» Records to use
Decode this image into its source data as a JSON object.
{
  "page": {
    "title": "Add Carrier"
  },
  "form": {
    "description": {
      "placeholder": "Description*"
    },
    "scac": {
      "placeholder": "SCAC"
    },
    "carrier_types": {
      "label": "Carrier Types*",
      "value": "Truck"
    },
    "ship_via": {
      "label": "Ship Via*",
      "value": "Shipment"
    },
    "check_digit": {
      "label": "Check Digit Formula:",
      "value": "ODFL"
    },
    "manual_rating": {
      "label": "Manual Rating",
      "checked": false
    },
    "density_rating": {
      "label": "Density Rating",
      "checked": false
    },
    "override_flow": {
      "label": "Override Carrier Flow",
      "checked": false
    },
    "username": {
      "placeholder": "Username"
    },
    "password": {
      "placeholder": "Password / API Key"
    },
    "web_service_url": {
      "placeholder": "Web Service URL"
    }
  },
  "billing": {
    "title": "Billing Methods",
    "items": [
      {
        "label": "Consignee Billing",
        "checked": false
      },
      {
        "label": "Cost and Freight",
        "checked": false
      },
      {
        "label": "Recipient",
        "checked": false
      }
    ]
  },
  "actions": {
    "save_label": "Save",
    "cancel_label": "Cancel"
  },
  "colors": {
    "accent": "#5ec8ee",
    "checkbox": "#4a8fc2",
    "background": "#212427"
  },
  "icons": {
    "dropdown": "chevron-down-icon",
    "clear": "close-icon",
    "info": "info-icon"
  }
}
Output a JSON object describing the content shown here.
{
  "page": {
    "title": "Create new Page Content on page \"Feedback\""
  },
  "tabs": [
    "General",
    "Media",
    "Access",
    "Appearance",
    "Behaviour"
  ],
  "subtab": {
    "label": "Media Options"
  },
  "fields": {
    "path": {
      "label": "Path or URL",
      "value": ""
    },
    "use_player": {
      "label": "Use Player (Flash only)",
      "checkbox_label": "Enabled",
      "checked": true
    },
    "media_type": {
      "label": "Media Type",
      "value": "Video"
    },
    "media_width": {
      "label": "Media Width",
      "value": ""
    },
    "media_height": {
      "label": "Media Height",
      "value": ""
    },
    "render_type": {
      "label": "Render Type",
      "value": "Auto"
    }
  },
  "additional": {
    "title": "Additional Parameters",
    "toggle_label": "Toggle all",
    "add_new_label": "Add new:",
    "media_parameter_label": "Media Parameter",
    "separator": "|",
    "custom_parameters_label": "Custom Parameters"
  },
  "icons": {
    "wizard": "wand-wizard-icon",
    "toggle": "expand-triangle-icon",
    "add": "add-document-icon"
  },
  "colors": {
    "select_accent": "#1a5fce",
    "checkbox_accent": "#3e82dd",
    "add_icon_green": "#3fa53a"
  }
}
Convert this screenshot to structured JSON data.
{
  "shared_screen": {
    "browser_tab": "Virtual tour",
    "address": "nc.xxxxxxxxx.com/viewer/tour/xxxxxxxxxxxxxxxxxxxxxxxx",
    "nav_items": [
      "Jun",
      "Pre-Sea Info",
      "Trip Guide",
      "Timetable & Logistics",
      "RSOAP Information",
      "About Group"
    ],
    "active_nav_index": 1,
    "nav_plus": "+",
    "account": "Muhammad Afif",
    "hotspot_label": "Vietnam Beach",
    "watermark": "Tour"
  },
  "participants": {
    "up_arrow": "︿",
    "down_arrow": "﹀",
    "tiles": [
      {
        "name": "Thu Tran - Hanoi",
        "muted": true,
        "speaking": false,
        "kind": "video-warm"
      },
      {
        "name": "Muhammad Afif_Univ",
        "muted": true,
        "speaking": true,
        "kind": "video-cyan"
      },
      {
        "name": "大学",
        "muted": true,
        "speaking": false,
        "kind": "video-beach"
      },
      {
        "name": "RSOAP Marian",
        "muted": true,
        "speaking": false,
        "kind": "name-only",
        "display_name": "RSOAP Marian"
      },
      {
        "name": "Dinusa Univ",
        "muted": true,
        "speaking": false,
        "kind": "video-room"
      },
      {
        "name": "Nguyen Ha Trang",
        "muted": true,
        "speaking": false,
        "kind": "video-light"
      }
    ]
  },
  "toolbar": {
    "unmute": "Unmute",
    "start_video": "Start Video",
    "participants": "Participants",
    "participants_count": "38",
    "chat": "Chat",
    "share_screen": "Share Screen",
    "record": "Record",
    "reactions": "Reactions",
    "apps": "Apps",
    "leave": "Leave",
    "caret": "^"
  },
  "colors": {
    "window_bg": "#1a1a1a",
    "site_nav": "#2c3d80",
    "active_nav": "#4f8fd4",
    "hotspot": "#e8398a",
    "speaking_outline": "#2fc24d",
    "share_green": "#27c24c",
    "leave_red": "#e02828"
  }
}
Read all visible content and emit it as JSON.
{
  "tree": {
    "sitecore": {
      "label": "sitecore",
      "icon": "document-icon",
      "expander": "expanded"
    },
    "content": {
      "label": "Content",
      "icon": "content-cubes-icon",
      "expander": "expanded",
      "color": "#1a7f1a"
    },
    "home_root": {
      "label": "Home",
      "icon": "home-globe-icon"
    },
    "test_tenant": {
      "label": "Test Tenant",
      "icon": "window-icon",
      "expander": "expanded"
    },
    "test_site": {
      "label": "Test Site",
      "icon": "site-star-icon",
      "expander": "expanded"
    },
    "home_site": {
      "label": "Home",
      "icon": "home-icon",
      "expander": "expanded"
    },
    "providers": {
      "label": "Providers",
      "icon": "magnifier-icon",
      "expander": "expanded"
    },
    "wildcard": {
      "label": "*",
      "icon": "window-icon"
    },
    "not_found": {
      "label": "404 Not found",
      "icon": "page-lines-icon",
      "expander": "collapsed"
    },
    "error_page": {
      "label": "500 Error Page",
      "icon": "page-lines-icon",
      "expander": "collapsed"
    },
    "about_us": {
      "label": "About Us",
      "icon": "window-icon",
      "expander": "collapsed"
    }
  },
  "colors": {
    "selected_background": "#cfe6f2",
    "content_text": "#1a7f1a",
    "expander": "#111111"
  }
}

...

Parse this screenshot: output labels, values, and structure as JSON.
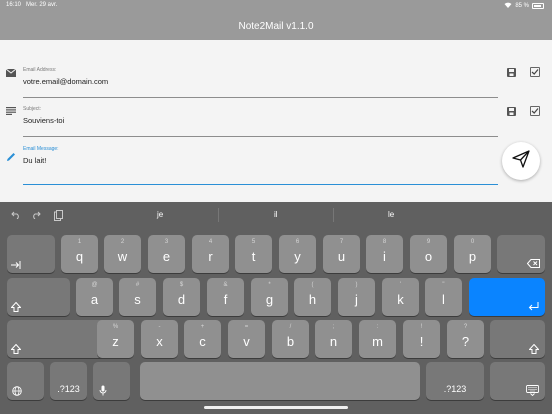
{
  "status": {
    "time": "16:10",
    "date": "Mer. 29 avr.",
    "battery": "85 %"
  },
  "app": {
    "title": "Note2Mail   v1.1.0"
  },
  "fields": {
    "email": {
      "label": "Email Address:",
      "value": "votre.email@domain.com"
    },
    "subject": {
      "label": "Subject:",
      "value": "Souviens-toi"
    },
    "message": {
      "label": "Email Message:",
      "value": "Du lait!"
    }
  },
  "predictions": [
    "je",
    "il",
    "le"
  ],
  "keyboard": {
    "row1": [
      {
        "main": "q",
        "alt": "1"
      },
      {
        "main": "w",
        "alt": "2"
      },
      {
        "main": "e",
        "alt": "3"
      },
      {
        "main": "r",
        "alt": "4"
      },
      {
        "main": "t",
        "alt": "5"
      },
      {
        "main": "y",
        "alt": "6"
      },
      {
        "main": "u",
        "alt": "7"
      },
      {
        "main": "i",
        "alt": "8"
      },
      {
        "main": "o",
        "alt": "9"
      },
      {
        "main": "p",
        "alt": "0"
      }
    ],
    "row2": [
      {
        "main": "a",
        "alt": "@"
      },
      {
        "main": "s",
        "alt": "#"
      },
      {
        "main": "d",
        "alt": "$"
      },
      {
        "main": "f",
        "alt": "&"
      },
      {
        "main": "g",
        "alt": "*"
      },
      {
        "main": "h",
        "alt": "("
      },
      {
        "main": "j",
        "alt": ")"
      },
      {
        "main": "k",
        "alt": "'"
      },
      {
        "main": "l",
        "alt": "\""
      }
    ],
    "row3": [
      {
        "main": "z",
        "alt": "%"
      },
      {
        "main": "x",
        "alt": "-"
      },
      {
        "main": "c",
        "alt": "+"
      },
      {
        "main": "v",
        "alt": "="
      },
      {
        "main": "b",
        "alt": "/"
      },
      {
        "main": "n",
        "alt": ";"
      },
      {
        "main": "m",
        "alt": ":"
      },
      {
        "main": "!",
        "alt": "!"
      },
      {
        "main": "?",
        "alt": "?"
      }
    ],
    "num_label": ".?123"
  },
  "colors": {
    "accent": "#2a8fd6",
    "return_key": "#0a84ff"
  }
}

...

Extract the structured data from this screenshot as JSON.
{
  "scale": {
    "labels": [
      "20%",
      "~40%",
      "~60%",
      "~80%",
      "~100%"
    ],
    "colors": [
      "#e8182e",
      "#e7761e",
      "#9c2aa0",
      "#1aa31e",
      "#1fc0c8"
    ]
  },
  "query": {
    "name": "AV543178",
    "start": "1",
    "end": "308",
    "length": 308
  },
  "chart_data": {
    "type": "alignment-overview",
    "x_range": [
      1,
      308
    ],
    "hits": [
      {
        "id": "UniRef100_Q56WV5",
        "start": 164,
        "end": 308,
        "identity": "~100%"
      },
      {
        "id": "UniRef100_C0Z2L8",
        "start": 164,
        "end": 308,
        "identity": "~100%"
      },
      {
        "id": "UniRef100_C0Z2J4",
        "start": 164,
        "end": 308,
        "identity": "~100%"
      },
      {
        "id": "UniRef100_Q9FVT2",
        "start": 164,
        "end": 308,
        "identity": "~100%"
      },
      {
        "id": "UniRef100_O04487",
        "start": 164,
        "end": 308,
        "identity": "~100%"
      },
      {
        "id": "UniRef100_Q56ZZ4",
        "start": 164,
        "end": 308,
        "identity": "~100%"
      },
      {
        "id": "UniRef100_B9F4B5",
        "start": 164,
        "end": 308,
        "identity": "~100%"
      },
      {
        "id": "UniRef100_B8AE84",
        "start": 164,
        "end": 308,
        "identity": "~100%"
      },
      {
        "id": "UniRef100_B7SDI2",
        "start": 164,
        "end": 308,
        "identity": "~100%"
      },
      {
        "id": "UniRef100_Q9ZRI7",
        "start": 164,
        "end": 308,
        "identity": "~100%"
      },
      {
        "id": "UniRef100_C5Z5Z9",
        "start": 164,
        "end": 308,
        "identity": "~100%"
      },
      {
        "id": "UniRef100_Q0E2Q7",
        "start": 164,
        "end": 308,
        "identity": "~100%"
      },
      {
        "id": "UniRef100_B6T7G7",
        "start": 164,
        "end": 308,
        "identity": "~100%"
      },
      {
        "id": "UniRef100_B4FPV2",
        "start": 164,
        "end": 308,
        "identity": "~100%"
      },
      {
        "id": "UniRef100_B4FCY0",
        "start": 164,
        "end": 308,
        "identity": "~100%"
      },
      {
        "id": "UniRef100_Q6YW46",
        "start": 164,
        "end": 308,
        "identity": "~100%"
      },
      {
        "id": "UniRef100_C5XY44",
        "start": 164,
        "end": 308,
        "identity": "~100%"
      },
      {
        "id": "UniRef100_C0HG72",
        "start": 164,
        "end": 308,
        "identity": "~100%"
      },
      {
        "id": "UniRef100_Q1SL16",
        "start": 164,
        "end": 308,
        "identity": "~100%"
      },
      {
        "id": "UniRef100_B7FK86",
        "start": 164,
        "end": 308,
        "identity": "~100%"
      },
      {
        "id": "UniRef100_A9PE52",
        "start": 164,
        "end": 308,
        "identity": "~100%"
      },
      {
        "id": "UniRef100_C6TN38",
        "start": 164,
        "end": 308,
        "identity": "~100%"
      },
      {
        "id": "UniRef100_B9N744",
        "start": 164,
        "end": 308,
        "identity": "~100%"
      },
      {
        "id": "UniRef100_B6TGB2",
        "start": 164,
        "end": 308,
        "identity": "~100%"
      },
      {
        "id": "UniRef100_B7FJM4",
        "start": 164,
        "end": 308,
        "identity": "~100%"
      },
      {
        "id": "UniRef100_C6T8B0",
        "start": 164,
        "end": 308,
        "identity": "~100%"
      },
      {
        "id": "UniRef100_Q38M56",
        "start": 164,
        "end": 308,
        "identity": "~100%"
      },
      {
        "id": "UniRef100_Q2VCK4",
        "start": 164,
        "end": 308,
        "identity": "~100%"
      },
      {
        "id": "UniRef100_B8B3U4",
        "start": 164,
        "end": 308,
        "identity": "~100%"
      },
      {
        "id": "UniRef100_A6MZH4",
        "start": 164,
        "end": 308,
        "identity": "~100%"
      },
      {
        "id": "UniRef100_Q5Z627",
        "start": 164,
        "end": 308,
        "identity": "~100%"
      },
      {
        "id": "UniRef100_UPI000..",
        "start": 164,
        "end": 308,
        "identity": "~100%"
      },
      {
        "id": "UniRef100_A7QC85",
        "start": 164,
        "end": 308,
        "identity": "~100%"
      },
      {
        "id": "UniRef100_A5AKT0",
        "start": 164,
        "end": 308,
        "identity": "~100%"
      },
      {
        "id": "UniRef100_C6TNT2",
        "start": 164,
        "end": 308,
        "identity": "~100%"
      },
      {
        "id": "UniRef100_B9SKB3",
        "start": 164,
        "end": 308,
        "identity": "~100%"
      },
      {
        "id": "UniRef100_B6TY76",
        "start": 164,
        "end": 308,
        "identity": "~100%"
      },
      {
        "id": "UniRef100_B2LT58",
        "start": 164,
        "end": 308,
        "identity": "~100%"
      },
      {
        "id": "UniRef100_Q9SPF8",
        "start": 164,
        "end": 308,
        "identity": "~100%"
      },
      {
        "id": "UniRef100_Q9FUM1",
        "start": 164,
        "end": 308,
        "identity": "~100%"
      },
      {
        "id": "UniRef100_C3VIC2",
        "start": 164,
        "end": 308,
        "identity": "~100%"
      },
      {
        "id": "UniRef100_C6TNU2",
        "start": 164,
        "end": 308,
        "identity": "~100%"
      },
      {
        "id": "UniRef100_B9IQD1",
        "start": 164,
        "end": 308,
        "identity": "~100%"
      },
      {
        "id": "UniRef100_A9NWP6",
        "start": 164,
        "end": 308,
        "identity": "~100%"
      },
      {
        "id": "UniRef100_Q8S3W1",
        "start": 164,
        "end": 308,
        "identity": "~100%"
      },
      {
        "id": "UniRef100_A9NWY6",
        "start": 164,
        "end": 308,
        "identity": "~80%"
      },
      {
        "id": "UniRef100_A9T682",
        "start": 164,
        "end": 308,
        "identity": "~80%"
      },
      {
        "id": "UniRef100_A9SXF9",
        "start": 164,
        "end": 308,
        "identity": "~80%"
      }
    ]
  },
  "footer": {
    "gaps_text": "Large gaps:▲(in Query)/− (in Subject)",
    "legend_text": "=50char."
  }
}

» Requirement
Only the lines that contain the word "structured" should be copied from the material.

» Answer to the problem
Convert this screenshot to structured JSON data.
Extract the structured data from this screenshot as JSON.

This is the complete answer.